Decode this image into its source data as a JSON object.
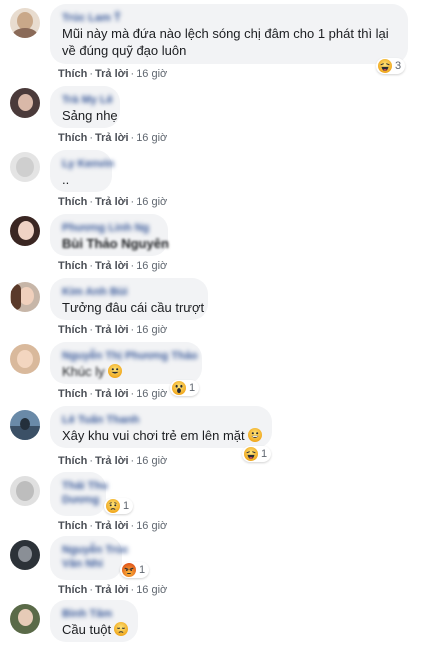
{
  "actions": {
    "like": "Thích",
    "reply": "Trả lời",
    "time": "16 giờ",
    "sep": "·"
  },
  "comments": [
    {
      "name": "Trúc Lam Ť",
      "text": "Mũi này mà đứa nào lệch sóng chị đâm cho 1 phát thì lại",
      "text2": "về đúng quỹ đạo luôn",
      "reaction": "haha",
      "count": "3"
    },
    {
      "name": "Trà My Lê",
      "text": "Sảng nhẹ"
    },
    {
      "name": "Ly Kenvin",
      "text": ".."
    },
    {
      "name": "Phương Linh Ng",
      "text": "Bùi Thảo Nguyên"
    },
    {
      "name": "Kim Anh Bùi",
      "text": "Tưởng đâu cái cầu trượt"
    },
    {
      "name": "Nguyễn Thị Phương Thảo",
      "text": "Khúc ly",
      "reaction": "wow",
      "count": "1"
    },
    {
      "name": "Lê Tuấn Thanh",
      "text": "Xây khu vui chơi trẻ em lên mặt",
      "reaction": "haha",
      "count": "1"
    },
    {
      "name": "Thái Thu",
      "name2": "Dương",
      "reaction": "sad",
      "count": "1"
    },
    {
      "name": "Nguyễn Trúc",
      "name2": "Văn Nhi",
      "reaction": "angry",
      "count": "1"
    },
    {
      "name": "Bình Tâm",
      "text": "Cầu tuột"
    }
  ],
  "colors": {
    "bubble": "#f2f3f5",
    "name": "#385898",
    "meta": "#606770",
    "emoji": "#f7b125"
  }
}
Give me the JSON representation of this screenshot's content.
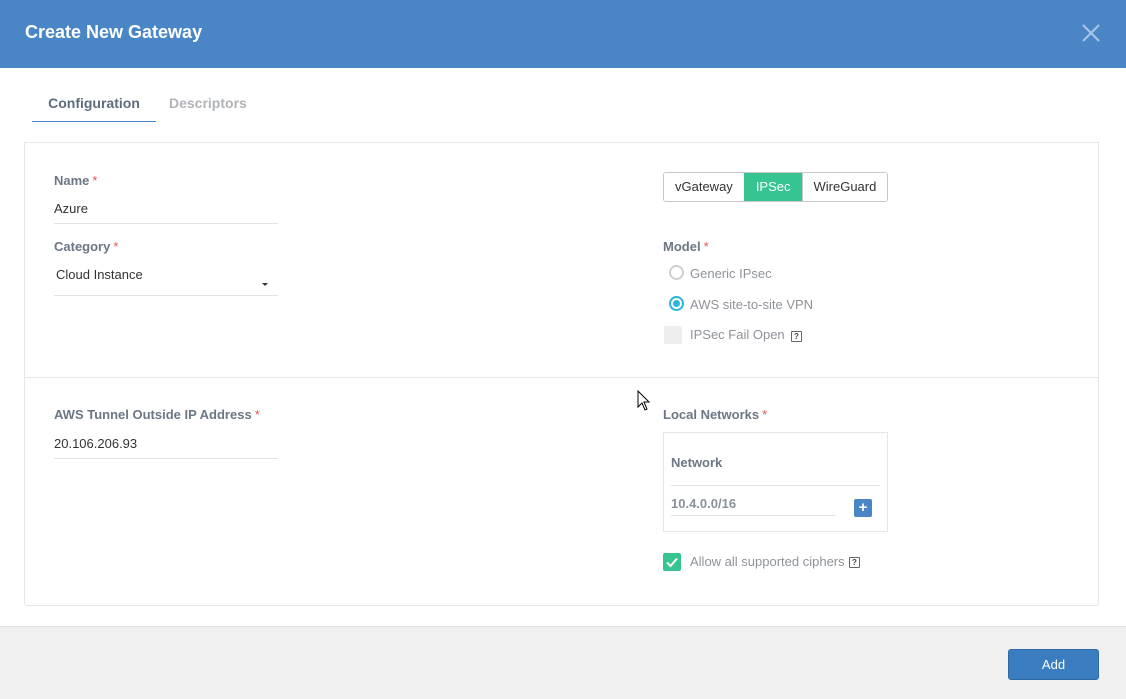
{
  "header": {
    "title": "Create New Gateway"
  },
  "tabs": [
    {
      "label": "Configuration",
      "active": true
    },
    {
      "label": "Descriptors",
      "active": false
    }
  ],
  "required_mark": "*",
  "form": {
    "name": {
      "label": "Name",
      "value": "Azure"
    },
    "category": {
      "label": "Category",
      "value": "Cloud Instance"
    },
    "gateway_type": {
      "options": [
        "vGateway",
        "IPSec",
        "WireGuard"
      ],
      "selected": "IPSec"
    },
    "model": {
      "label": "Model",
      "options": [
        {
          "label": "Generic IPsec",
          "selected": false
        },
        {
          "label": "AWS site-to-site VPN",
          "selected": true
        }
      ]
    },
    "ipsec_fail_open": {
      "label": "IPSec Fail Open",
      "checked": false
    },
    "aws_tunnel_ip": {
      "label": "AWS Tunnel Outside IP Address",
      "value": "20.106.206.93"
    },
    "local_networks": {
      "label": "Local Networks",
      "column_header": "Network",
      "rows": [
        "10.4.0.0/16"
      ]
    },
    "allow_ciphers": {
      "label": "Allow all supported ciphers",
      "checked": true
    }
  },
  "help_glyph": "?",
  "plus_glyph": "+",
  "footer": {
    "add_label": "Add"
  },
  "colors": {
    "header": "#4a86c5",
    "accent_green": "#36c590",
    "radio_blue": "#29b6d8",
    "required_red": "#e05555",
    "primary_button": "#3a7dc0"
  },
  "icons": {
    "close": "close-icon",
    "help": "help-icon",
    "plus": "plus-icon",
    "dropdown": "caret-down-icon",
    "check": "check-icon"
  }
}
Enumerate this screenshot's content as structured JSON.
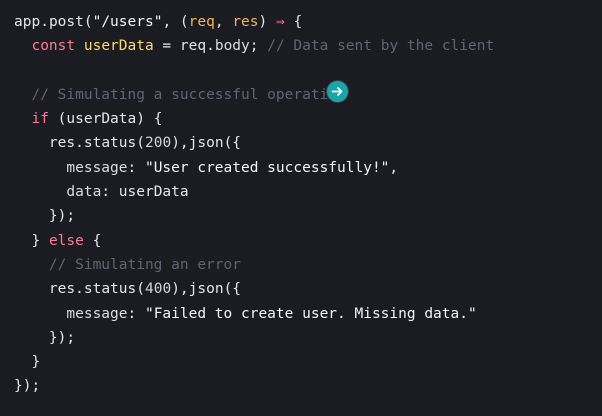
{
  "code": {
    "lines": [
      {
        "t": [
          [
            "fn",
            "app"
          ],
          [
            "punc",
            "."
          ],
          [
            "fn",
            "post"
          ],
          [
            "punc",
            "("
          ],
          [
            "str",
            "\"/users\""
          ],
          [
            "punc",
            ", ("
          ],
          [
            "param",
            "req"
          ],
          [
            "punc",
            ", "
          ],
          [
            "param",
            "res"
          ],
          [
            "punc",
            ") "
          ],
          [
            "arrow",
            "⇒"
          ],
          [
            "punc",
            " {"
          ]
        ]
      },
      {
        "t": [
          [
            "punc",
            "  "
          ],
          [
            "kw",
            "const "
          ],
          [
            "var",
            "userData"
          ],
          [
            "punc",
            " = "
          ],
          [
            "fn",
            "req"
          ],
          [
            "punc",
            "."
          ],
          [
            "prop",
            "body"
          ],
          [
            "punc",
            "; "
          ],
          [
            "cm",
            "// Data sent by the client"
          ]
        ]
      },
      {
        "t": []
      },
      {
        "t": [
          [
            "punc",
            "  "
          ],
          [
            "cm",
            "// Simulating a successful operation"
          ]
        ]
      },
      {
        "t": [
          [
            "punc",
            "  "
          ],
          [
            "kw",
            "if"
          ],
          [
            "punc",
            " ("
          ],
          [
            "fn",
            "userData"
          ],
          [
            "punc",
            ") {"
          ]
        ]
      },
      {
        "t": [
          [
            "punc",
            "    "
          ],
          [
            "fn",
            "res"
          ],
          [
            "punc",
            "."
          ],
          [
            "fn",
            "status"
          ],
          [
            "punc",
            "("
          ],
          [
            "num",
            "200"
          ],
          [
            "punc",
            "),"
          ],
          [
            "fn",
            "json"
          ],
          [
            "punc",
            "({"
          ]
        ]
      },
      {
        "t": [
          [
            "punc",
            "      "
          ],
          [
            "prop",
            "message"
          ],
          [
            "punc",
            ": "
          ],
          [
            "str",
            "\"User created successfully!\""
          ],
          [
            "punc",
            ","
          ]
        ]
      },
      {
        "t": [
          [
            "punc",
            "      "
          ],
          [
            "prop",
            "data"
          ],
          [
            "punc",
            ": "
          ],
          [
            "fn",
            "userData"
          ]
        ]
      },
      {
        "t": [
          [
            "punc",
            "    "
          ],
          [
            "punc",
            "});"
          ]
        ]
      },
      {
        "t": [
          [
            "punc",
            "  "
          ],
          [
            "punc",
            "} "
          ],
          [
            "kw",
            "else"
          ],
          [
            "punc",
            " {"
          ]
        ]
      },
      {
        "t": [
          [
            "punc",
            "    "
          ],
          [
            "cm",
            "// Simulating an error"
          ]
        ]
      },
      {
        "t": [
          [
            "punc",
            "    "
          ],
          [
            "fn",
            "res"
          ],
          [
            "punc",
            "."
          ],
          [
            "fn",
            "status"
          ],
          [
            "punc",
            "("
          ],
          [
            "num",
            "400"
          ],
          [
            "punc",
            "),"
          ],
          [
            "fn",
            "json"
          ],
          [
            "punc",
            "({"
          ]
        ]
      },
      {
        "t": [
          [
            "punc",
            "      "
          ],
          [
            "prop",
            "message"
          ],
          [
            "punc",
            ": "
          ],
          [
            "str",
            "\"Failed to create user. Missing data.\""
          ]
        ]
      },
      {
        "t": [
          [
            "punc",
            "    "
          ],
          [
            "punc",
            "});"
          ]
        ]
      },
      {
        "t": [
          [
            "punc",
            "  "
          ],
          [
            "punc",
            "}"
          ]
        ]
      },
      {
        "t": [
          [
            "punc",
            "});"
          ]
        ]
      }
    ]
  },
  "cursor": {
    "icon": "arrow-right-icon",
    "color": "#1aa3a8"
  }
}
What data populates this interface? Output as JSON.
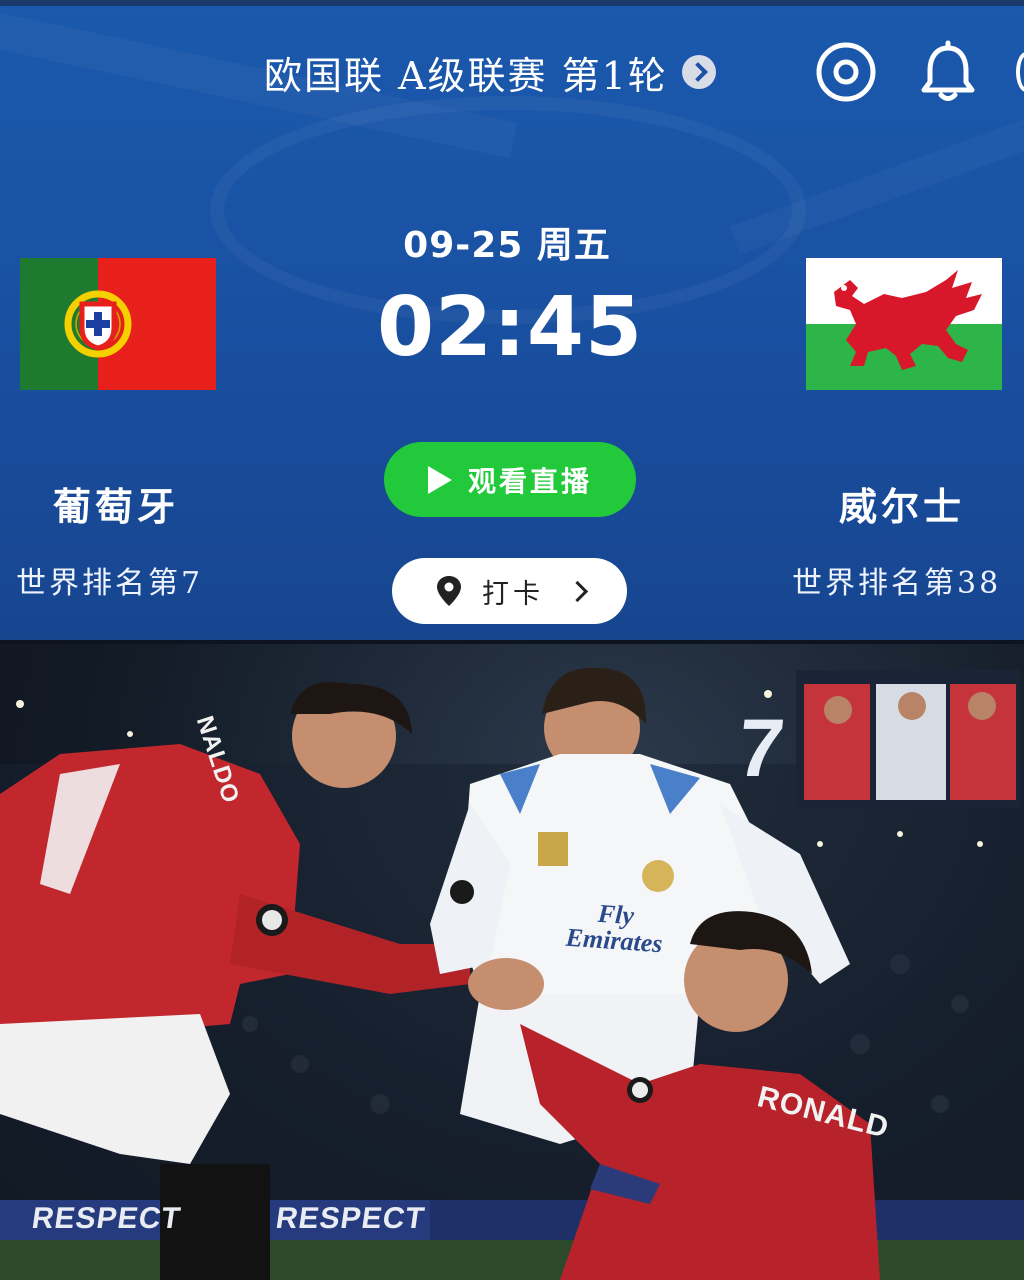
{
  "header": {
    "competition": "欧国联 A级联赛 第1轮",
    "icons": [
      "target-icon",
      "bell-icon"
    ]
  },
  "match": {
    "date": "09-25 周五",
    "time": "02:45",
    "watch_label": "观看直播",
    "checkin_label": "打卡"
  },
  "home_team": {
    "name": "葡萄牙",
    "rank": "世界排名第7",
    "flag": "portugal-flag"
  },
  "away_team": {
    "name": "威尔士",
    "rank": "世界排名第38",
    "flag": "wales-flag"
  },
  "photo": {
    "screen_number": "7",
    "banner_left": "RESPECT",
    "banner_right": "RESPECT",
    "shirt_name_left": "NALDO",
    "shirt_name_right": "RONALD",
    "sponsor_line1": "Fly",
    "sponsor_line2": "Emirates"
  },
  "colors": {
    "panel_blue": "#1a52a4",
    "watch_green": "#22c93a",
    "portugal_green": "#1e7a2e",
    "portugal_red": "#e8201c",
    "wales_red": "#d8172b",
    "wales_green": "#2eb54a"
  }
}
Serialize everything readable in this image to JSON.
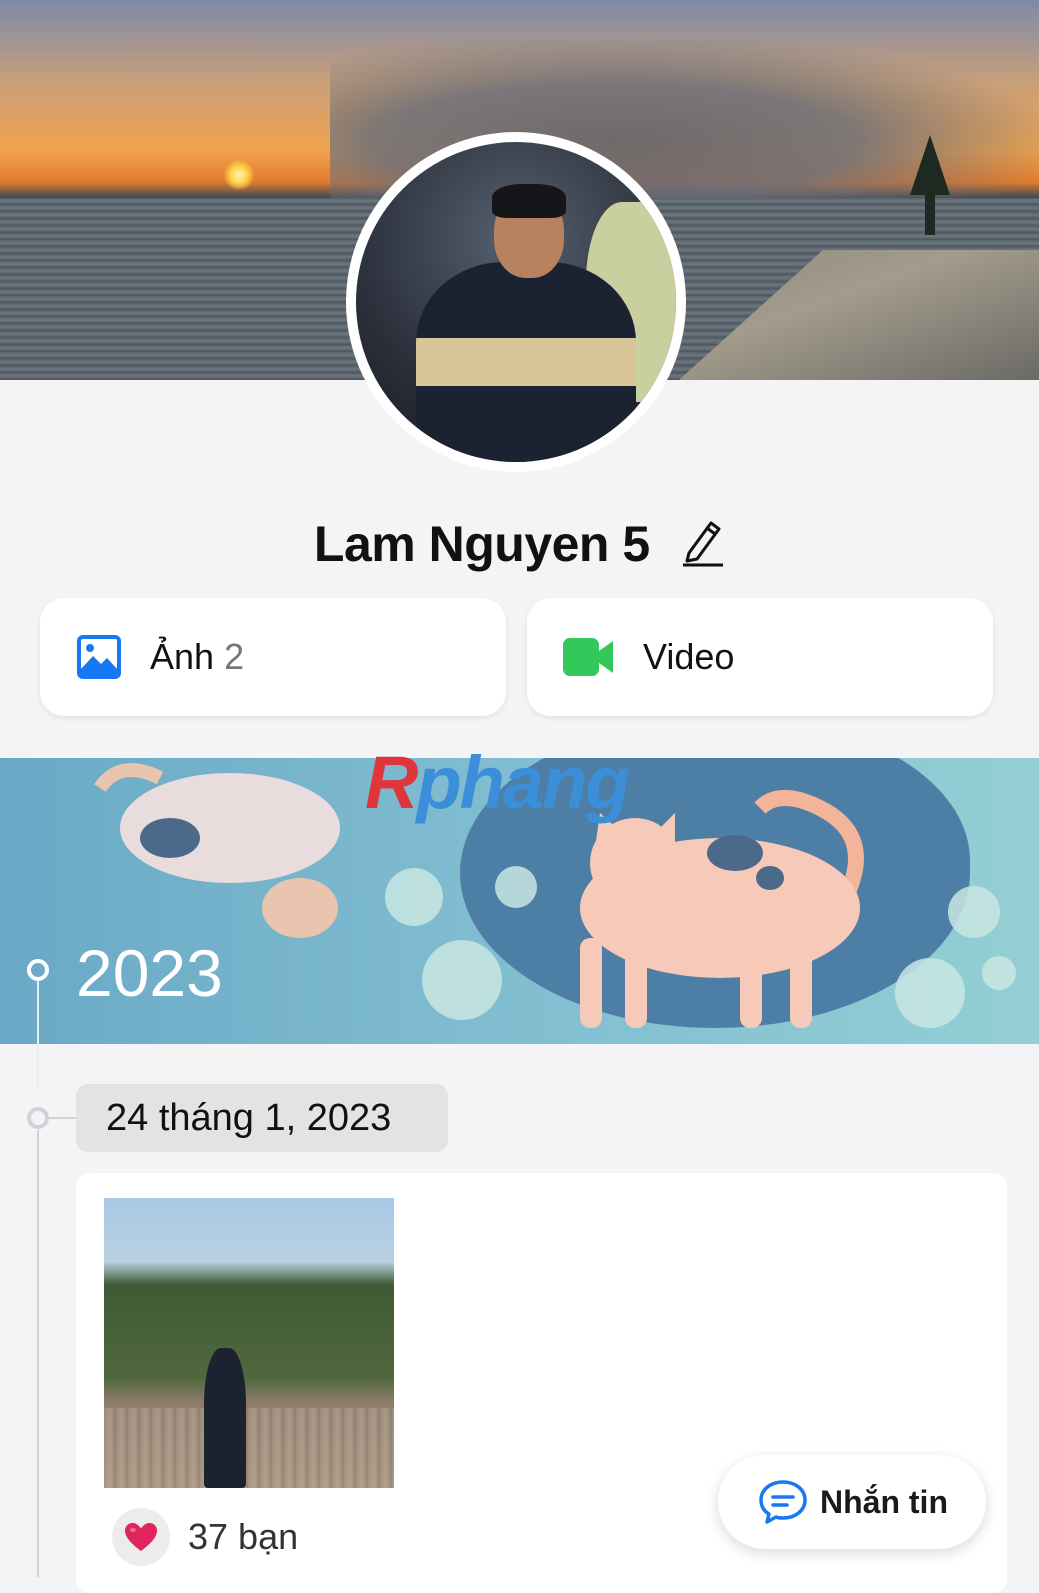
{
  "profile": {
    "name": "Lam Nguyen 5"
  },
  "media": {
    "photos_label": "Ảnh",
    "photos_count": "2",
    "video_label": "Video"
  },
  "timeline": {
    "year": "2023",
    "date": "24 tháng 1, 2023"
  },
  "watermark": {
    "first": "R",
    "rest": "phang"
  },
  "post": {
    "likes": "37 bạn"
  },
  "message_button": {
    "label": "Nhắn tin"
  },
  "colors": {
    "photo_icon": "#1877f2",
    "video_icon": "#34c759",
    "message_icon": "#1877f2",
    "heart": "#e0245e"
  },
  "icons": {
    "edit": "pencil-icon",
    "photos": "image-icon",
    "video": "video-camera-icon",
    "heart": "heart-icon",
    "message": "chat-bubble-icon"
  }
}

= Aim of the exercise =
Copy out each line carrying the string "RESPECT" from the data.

= Response to this task =
    "banner_left": "RESPECT",
    "banner_right": "RESPECT",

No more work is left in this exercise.